| What to do |
Considering the entries that follow, report how many lines include the string "Password", giving the number alone.

[Records from a data source]
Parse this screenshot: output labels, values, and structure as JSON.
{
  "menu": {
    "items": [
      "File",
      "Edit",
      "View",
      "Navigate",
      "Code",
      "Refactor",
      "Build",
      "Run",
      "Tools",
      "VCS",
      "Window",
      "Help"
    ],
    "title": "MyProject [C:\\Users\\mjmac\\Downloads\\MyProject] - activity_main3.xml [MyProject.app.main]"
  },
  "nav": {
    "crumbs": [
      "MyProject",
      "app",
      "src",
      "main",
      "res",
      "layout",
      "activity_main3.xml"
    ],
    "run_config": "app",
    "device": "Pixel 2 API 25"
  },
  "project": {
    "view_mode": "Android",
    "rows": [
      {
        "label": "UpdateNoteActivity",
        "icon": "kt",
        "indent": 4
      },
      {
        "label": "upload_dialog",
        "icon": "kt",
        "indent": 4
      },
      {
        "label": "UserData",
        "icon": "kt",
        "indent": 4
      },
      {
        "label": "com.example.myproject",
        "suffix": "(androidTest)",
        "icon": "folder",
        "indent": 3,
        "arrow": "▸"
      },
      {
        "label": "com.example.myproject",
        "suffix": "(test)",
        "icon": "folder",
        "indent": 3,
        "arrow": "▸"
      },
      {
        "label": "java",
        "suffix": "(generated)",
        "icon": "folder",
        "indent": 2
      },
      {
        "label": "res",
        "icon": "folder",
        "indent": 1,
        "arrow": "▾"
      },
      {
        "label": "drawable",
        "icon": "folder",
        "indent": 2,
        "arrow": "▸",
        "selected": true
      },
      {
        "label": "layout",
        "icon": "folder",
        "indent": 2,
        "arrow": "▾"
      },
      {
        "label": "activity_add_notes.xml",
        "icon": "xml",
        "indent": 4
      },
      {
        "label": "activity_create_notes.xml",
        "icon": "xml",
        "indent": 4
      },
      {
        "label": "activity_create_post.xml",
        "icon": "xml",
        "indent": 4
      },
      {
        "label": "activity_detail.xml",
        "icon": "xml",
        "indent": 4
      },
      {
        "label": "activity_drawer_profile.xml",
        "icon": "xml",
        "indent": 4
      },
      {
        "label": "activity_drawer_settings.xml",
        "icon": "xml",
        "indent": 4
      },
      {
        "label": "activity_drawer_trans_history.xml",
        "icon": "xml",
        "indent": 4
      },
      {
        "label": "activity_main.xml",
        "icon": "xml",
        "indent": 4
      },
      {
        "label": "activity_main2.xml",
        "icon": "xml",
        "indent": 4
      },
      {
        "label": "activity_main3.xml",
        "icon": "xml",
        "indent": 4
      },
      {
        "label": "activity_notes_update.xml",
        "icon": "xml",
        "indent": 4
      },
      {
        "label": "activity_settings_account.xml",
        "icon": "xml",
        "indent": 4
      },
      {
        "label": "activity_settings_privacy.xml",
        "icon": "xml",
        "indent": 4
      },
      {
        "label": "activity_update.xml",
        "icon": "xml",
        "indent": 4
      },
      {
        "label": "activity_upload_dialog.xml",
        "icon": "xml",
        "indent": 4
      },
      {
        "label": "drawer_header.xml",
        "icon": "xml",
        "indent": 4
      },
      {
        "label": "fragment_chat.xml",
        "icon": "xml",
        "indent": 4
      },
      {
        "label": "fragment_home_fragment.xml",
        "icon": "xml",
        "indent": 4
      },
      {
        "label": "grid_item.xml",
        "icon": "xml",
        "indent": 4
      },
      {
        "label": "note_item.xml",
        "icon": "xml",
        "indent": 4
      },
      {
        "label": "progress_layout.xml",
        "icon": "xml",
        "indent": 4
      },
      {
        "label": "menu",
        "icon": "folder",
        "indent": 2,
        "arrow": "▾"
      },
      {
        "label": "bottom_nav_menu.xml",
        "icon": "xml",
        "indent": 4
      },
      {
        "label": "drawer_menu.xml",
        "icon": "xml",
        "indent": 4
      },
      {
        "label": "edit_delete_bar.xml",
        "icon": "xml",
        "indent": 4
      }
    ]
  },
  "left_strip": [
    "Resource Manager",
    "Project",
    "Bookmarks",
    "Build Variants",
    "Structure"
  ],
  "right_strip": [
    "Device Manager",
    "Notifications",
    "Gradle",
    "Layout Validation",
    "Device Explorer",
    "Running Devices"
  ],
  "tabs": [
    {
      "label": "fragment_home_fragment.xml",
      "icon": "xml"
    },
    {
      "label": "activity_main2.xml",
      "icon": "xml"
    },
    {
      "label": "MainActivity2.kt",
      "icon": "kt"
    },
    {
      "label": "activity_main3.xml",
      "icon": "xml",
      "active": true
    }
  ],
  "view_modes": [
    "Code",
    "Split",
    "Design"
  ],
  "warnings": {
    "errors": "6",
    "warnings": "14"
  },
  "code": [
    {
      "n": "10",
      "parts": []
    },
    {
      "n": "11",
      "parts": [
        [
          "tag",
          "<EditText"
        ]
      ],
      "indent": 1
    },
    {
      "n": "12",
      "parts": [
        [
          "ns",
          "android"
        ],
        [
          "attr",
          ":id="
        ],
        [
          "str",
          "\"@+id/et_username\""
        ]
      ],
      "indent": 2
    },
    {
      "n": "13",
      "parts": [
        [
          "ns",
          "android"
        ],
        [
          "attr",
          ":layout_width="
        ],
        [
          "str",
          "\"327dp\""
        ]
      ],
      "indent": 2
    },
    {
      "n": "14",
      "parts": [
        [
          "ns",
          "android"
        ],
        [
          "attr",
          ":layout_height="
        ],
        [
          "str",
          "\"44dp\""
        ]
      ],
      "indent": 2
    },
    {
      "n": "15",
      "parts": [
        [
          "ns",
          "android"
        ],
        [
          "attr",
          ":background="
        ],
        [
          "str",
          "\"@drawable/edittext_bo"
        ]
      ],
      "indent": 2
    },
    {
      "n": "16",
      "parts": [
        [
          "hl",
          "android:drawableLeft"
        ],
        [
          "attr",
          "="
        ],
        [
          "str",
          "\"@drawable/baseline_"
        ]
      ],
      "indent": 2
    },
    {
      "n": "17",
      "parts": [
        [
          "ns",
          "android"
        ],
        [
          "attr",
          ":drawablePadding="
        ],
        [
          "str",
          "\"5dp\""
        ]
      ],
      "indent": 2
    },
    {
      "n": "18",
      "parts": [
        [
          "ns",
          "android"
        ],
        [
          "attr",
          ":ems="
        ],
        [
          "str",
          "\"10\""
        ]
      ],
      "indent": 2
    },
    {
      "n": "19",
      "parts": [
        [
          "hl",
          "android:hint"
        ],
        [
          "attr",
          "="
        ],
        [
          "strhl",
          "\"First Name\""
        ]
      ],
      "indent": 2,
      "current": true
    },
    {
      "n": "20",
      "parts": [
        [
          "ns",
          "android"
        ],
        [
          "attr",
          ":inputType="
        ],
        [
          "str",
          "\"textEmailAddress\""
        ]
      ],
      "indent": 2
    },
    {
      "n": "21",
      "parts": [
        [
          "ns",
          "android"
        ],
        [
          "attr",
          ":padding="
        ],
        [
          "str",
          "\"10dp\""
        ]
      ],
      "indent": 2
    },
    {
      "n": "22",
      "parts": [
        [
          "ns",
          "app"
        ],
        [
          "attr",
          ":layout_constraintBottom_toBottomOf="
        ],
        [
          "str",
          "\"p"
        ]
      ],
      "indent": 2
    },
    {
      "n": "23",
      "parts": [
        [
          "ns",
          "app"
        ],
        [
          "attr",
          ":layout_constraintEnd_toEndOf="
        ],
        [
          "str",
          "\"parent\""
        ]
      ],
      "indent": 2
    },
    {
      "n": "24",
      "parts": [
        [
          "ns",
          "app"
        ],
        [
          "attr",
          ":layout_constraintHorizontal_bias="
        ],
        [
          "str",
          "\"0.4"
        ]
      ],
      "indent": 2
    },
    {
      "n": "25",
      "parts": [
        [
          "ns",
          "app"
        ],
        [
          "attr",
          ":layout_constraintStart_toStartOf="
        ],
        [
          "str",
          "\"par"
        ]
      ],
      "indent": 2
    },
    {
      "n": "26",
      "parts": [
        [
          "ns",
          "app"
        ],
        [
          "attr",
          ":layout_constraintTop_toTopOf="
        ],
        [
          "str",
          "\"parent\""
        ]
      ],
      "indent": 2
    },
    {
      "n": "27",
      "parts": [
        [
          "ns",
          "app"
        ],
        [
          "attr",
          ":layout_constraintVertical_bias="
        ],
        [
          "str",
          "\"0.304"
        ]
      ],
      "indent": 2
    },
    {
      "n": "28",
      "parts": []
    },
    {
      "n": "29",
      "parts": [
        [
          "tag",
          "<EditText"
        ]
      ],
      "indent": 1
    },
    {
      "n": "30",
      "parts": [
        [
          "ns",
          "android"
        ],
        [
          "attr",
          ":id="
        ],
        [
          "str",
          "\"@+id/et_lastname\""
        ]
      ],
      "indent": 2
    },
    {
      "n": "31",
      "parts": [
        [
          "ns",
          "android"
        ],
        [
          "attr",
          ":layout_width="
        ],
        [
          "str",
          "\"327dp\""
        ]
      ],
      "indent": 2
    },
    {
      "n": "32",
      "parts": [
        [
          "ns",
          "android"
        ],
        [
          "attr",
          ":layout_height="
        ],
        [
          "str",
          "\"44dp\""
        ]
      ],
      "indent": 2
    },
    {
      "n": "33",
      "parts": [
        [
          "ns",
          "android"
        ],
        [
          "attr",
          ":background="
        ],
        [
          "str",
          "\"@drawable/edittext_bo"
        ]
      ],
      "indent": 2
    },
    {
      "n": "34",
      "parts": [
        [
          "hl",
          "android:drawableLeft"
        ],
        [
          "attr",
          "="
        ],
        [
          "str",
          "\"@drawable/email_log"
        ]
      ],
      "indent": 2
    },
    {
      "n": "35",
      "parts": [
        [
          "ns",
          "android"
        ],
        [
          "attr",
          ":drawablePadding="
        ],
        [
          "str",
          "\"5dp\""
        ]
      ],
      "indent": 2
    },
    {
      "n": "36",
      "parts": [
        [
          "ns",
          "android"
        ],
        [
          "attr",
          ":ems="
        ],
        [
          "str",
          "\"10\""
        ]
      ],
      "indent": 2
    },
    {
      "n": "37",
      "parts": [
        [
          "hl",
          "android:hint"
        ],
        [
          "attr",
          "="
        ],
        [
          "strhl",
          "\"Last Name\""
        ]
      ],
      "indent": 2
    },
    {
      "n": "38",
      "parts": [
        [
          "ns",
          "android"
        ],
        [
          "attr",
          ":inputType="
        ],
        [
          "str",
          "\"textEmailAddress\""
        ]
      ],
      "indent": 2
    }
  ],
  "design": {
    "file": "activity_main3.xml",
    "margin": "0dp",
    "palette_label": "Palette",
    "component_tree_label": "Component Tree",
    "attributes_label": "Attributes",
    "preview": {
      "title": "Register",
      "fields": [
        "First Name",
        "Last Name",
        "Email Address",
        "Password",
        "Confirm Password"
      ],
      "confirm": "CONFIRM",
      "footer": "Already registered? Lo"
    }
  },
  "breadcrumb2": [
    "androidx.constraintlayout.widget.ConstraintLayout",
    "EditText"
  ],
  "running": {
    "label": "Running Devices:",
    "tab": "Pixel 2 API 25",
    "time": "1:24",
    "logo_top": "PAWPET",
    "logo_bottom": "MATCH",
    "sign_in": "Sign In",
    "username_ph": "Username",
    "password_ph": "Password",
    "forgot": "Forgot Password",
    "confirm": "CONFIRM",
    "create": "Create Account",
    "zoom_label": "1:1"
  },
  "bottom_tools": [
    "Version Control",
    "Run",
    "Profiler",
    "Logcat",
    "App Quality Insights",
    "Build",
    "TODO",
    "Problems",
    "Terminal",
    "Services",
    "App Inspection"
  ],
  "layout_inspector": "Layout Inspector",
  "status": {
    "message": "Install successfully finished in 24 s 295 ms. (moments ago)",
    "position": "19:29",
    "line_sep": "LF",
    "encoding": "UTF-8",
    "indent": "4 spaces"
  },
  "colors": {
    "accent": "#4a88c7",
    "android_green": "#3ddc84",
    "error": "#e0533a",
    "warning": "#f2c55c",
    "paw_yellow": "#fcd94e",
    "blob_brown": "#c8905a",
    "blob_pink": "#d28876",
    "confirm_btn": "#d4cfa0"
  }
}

| Problem solution |
4